| What is needed |
In the data below, count how many lines contain "this" and give that number by itself.

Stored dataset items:
* * * * *

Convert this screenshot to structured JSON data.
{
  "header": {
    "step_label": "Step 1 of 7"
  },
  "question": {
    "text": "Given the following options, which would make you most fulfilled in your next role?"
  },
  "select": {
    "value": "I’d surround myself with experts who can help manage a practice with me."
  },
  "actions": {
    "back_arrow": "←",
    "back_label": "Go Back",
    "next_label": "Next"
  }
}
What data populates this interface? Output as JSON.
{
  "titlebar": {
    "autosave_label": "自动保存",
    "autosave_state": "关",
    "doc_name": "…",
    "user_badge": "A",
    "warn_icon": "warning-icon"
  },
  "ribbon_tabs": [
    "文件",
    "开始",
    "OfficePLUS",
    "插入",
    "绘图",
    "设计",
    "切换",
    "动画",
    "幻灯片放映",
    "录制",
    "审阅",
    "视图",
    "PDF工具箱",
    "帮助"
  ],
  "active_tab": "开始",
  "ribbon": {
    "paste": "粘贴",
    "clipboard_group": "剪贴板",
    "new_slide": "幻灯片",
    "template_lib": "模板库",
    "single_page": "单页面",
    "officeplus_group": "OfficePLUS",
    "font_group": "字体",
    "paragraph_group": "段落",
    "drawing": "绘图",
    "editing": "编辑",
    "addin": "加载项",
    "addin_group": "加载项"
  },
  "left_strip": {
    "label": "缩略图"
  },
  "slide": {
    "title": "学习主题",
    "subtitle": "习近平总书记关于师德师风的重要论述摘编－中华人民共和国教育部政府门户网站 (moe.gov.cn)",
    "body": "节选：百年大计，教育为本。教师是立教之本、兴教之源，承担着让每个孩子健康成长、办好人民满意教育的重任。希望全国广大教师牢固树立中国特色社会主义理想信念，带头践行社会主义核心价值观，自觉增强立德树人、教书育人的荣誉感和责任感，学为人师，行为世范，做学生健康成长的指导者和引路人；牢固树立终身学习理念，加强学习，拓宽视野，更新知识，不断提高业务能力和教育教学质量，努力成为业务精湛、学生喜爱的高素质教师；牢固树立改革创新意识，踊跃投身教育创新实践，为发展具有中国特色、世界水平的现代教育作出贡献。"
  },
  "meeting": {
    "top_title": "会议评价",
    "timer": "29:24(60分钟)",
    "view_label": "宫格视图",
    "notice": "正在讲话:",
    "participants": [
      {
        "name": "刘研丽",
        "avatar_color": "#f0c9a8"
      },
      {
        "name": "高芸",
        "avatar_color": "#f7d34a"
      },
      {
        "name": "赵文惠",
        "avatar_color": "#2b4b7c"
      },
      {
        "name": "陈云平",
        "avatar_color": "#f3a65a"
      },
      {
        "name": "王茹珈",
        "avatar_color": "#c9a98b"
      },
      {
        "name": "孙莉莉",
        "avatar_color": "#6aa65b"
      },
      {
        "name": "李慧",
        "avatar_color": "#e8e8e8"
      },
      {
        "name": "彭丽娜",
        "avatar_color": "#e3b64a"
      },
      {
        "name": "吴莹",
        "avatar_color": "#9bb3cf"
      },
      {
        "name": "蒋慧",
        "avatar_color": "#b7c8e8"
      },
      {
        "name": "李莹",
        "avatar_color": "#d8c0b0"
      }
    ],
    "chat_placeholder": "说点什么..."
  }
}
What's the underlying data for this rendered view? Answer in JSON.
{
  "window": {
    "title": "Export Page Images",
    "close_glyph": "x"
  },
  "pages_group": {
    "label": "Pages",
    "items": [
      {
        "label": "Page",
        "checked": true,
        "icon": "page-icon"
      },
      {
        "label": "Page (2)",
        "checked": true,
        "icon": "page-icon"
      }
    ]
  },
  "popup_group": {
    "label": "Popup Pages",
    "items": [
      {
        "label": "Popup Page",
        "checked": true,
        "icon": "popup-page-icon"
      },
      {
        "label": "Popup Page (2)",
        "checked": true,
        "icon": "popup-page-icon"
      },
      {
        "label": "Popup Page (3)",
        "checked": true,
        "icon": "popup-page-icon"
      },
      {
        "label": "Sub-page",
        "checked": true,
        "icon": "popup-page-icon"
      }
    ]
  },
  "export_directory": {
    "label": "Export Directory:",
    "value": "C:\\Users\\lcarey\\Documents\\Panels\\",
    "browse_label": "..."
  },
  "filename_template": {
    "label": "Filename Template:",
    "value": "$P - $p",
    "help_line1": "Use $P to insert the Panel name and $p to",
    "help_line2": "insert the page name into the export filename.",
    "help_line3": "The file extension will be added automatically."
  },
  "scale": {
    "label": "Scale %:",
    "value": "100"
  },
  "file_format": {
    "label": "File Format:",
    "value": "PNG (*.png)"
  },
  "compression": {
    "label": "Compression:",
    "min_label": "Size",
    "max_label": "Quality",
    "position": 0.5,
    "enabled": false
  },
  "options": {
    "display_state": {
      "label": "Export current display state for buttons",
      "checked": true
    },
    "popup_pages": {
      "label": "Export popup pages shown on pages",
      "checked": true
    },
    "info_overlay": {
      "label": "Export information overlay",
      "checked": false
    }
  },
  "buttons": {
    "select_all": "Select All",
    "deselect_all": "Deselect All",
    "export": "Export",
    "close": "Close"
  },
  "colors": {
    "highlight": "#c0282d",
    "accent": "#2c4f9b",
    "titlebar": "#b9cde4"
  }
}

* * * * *

| Result |
3